Managing the copy data problem
So how can IT organizations stay on top of the proliferation of copy data in their organization, save money, and get a leg up with the business?
Yuhanna advises CIOs to first identify how much data is being duplicated and for what purpose. Then, identify how many copies of the same data are being used. If there are multiple copies of certain data, then that would be a good candidate for copy data management or sub-setting solutions, he said.
Addressing and finding a solution to the copy data problem would result in the CIO and IT organization saving money.
A reduction of copy data by 20%, would be a significant savings.
“The CIO can go to senior management contemporaries and say, ‘You know, we did this evaluation and found that we’re going to be able to save… $2 million on hardware savings’. That’s pennies per share for the CEO,” Goodwin said. “So when [CIOs] provide that kind of savings to the organization it really casts IT in a very positive light, that [the CIO and IT are] attending to their organization and delivering value and savings to the company.”
CKE Restaurants, parent company of Hardee’s and Carl’s Jr. fast-food chains, is finding out that if you want to sell people food they didn’t know they wanted, leave it to an algorithm. Recently, the Carpinteria, Calif., company rolled out self-service kiosks at select Hardee’s restaurants.
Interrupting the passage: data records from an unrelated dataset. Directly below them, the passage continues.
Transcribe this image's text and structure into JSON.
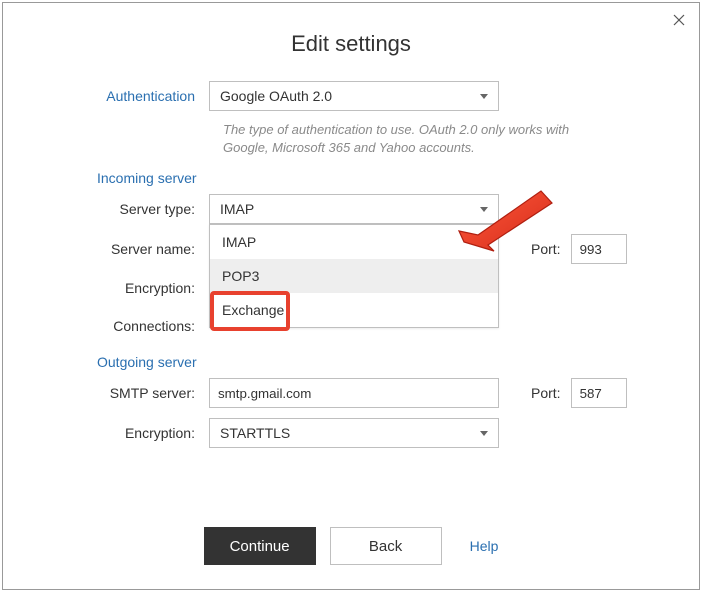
{
  "window": {
    "title": "Edit settings"
  },
  "auth": {
    "label": "Authentication",
    "value": "Google OAuth 2.0",
    "hint": "The type of authentication to use. OAuth 2.0 only works with Google, Microsoft 365 and Yahoo accounts."
  },
  "incoming": {
    "section": "Incoming server",
    "server_type": {
      "label": "Server type:",
      "value": "IMAP",
      "options": [
        "IMAP",
        "POP3",
        "Exchange"
      ]
    },
    "server_name": {
      "label": "Server name:",
      "value": ""
    },
    "encryption": {
      "label": "Encryption:",
      "value": ""
    },
    "connections": {
      "label": "Connections:",
      "value": ""
    },
    "port": {
      "label": "Port:",
      "value": "993"
    }
  },
  "outgoing": {
    "section": "Outgoing server",
    "smtp": {
      "label": "SMTP server:",
      "value": "smtp.gmail.com"
    },
    "encryption": {
      "label": "Encryption:",
      "value": "STARTTLS"
    },
    "port": {
      "label": "Port:",
      "value": "587"
    }
  },
  "footer": {
    "continue": "Continue",
    "back": "Back",
    "help": "Help"
  }
}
The Dell Optiplex 3030 terminals, which run on Microsoft Windows 8, are decked out with 24-inch screens featuring high-resolution pictures of Hardee’s comestibles.
The self-service kiosks not only allow customers to personalize whatever fast fare they’re ordering down to the pickle and type of condiment but also come with a rules engine that turns out to be a genius at upselling — i.e., the sales technique of suggesting other things to add to a purchase (French fries, a warranty, get the second one at half price).
“With the regular employee, you’re going to try to get 80% to 90% compliance rate in upselling the customer, whereas the computer is going to do it every time,” Tom Lindblom, CKE’s chief technology officer, told me. Do it every time — and do more of it.
“The complexity of the rules can be far greater than what you could do with a person. I can apply all kinds of scenarios to the items you’ve just ordered and decide what else I should offer you — a flowchart of scenarios that would be reasonable to ask a person to follow,” Lindblom said.
A simple example: If you come in at 9 a.m. and order breakfast but omit a beverage, the screen may prompt you to buy a coffee. But if you come in at 9 a.m. and order the quarter-pound Bacon Velveeta® Patty Meltdown, the rules engine is more likely to suggest a soft drink. Customers who buy a shake with that beef patty, however, might be prompted to finish off their meal with a cookie, rather than be nudged to buy a soft drink.
Self-service kiosks bring home the bacon
“What we are finding in general with the kiosks is more customization,” Lindblom said. Some people may just prefer to interact with a kiosk rather than with a human being, or it may be the rules engine really does do a better job at upselling. Bottom line: “The level of customization we’re seeing is appreciably higher than if you walk up to the front and order through the cashier,” he said.
Originally aimed at “hungry Millennials,” the digital interface has proved popular with all demographics. “What we’ve been pleased with is that we have seen customers of all ages embracing them and interacting effectively with them. From ease of use, from a customer perspective and from sales results, we’ve been very happy,” Lindblom said.
The software’s recommendations are based on the customer’s current transaction and do not factor in past transactions. “We don’t track that information,” he said.
To learn more about Lindblom’s mobile strategy for CKE, hop over to SearchCIO and check out “No easy answers for enterprise mobile application development.”